If you work in an office, around this time of year you'll probably be participating in some sort of gift exchange. If you don't do Secret Santa, it's probably some variant of the White Elephant theme — everyone spends 20 bucks on a present, you draw numbers to determine the order in which you choose your gift, yadda yadda.
But then eventually theft becomes involved, as part of the game's rules state you can "steal" the present you really want from someone who got it before you did.
And, this, dear readers, is where shit just gets real. In order to score that Pottery Barn gift card and pass the Three Way Poncho onto some other chump, I learned today that you gotta play by some rules. And, much like Fight Club, the first rule is that you don't talk about the rules.
That one's unwritten and not really true, so, like, here's the rest:
#1. Do you like your gift? By absolutely NO MEANS TELL ANYONE. Stare down at that really practical gift card or those baddass fingerless gloves that are just SO TOUGH and resist the urge to do anything but maaaaaaaybe kinda smile and describe it as light and matter-of-factly as you possibly can. Be all like "Oh, gloves. <show everyone> And they don't have fingers." <weak smile> Then sit your ass down.
Avoid statements about how the lack of such a joyful, fun present might literally make you cry in attempts for mercy on your godforsaken soul with the belief that people might let you keep it. It's a cruel, cruel world we live in, and the reality is that if you, say — hypothetically, go on and on at length about how boss, let's say, a flask is (not that any of this happened) — your, say, COO or something, might swoop on in and mercilessly steal your joy for a loved one.
(Wait. Forget that last line. I might get fired* and it was truly a really sweet sentiment.)

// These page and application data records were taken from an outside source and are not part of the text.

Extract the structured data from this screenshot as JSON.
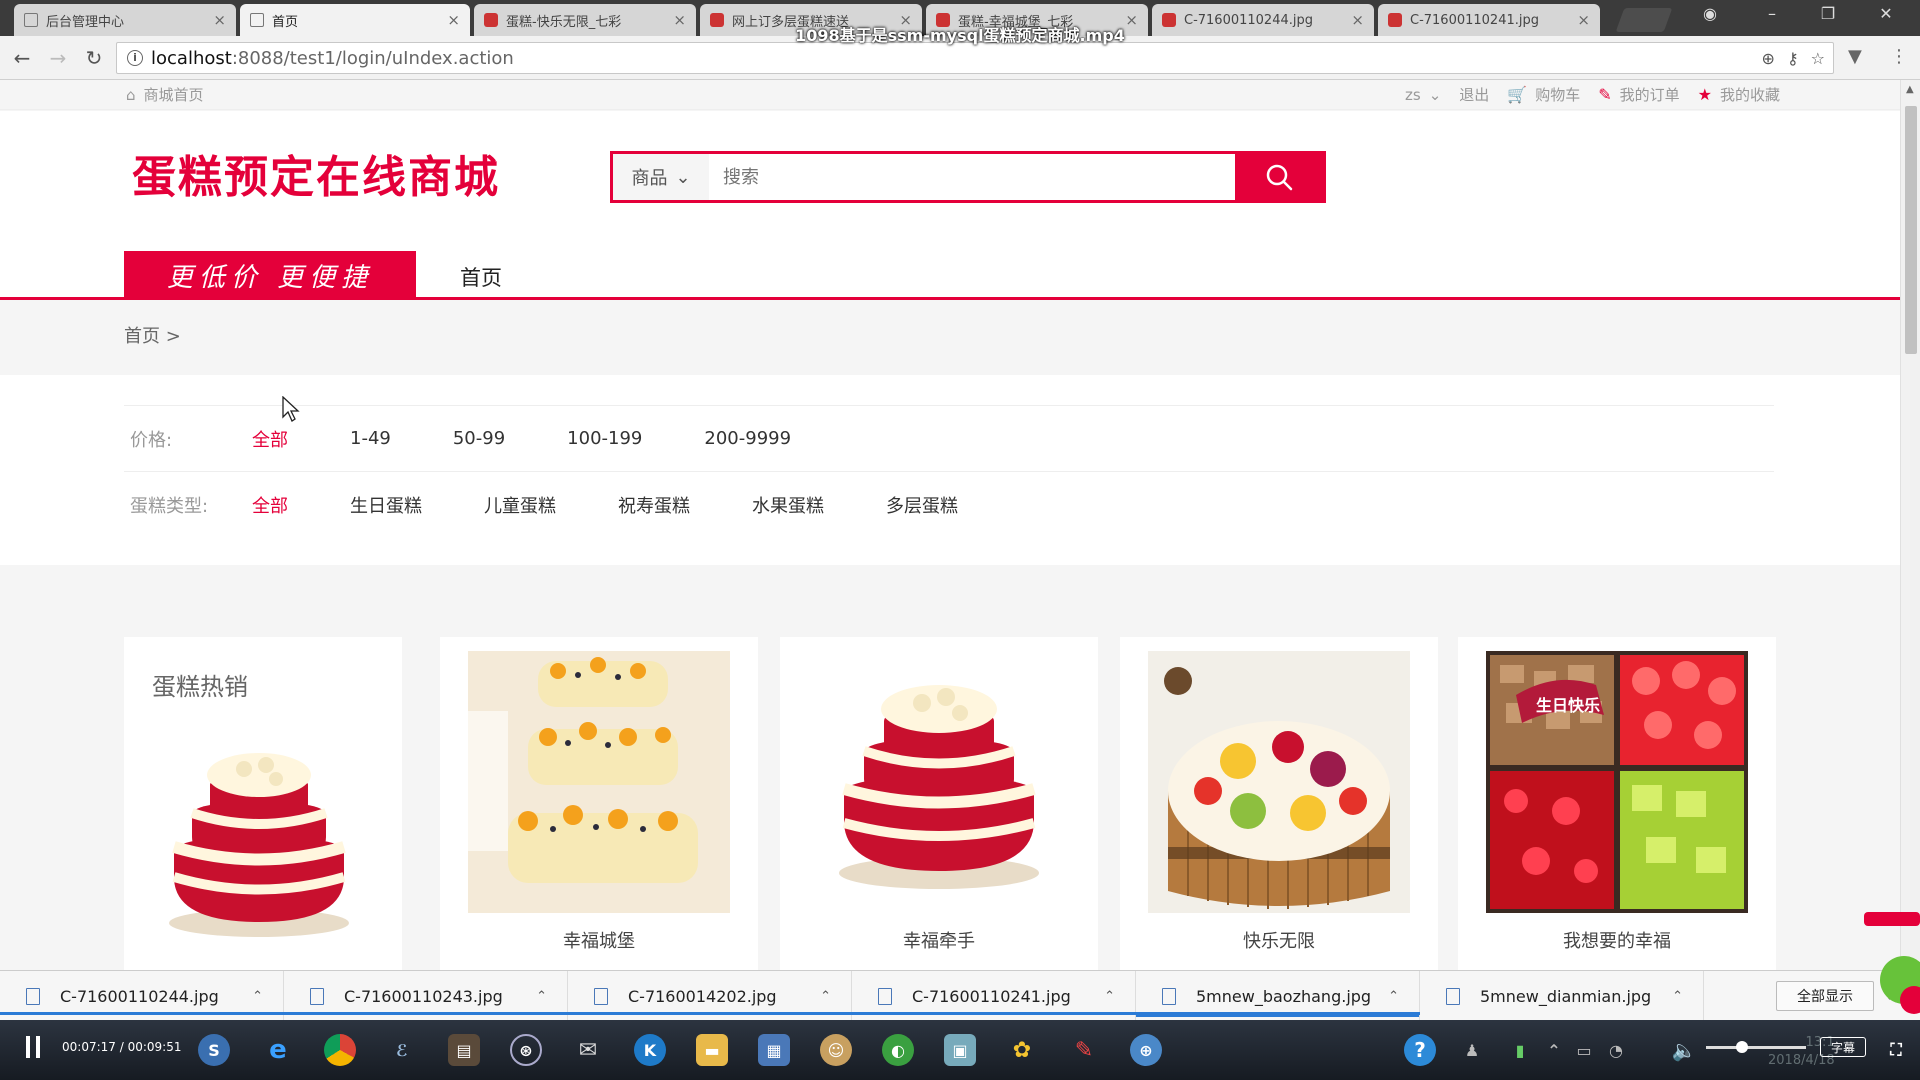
{
  "browser": {
    "tabs": [
      {
        "label": "后台管理中心",
        "active": false
      },
      {
        "label": "首页",
        "active": true
      },
      {
        "label": "蛋糕-快乐无限_七彩",
        "active": false
      },
      {
        "label": "网上订多层蛋糕速送",
        "active": false
      },
      {
        "label": "蛋糕-幸福城堡_七彩",
        "active": false
      },
      {
        "label": "C-71600110244.jpg",
        "active": false
      },
      {
        "label": "C-71600110241.jpg",
        "active": false
      }
    ],
    "url_host": "localhost",
    "url_path": ":8088/test1/login/uIndex.action"
  },
  "video_title": "1098基于是ssm-mysql蛋糕预定商城.mp4",
  "topbar": {
    "home_link": "商城首页",
    "user": "zs",
    "logout": "退出",
    "cart": "购物车",
    "orders": "我的订单",
    "favorites": "我的收藏"
  },
  "header": {
    "logo": "蛋糕预定在线商城",
    "search_category": "商品",
    "search_placeholder": "搜索"
  },
  "nav": {
    "slogan": "更低价 更便捷",
    "home": "首页"
  },
  "breadcrumb": "首页 >",
  "filters": {
    "price_label": "价格:",
    "price_options": [
      "全部",
      "1-49",
      "50-99",
      "100-199",
      "200-9999"
    ],
    "type_label": "蛋糕类型:",
    "type_options": [
      "全部",
      "生日蛋糕",
      "儿童蛋糕",
      "祝寿蛋糕",
      "水果蛋糕",
      "多层蛋糕"
    ]
  },
  "products": {
    "hot_title": "蛋糕热销",
    "items": [
      {
        "name": "幸福城堡"
      },
      {
        "name": "幸福牵手"
      },
      {
        "name": "快乐无限"
      },
      {
        "name": "我想要的幸福"
      }
    ]
  },
  "downloads": {
    "items": [
      "C-71600110244.jpg",
      "C-71600110243.jpg",
      "C-7160014202.jpg",
      "C-71600110241.jpg",
      "5mnew_baozhang.jpg",
      "5mnew_dianmian.jpg"
    ],
    "show_all": "全部显示"
  },
  "player": {
    "time": "00:07:17 / 00:09:51",
    "subtitle_btn": "字幕"
  },
  "clock": {
    "time": "13:1",
    "date": "2018/4/18"
  },
  "colors": {
    "brand": "#e4003a",
    "download_progress": "#2b7bd6"
  }
}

Should you violate rule #1 and get that Pocket Hose, don't flip out just yet, because the inverse of why this works, works too. Which brings us to...
#2. Got something you don't particularly want? Pretend you're just pretty cool with it, until it's time for someone close to you in proximity to steal something. There will be silence for a second as they decide — and this is the perfect time to drop that this gift is never leaving your cold, dead hands. It will then almost immediately be snatched. (Heh heh...snatch.)
I'm pretty sure the psychology of office gift exchange hasn't been extensively researched, but I just said it on the internet, so boom. It works. Feel free to cite me in your thesis.
#3. This shit is war, people — all's fair. Collusion is absolutely kosher. So build alliances and strategize early in the game once you figure out what you want.
Today, two of my coworkers executed a steal-and-swap so beautifully that if it wasn't choreographed beforehand I'm going to go ahead and consider it an act of God. If you could genetically create a being with the grace, precision and stamina that lives within both Mikhail Baryshnikov and Michael Jordon, that might get close to what I saw today. And their victory high-five made me realize I haven't truly lived yet. I'm pretty close to the brink of existential crisis right now because of it.
#4. If you really just want to enjoy the spirit of the holidays or whatever, then I guess you could just remind yourself that this is all in good fun. But, better yet — remember to take comfort in the fact that it takes about an hour and a half or so to complete with an average-sized office, which is a pretty sweet ticket out of actual work for close to two hours that Secret Santa just doesn't offer. So choosing this gift exchange is really all the miracle we need. Isn't it? Isn't it?
So, there you go.
On a related note, in my office history past this game has happened with several different names, the origins of which I'm way too lazy to Google. "Dirty Santa" seems rather common but makes it sound way more salacious than it actually is, and on a racist/politically incorrect note I have to tip my hat to "Chinese Gift Exchange." I'm actually curious about the origins of that one, because I don't know any stereotype jokes about the Chinese stealing. Should I? Is this some sort of historical reference that happened in a war? Eh. I went to public school in South Texas. I don't have all the answers.
So, like, happy holidays and junk. See ya next year, office gift exchange.
*Settle down people, this is probably untrue. My COO is hilarious and appreciates hyperbole and is truly a sweet, kind and generous soul. (Unless she, like, fires me some day.)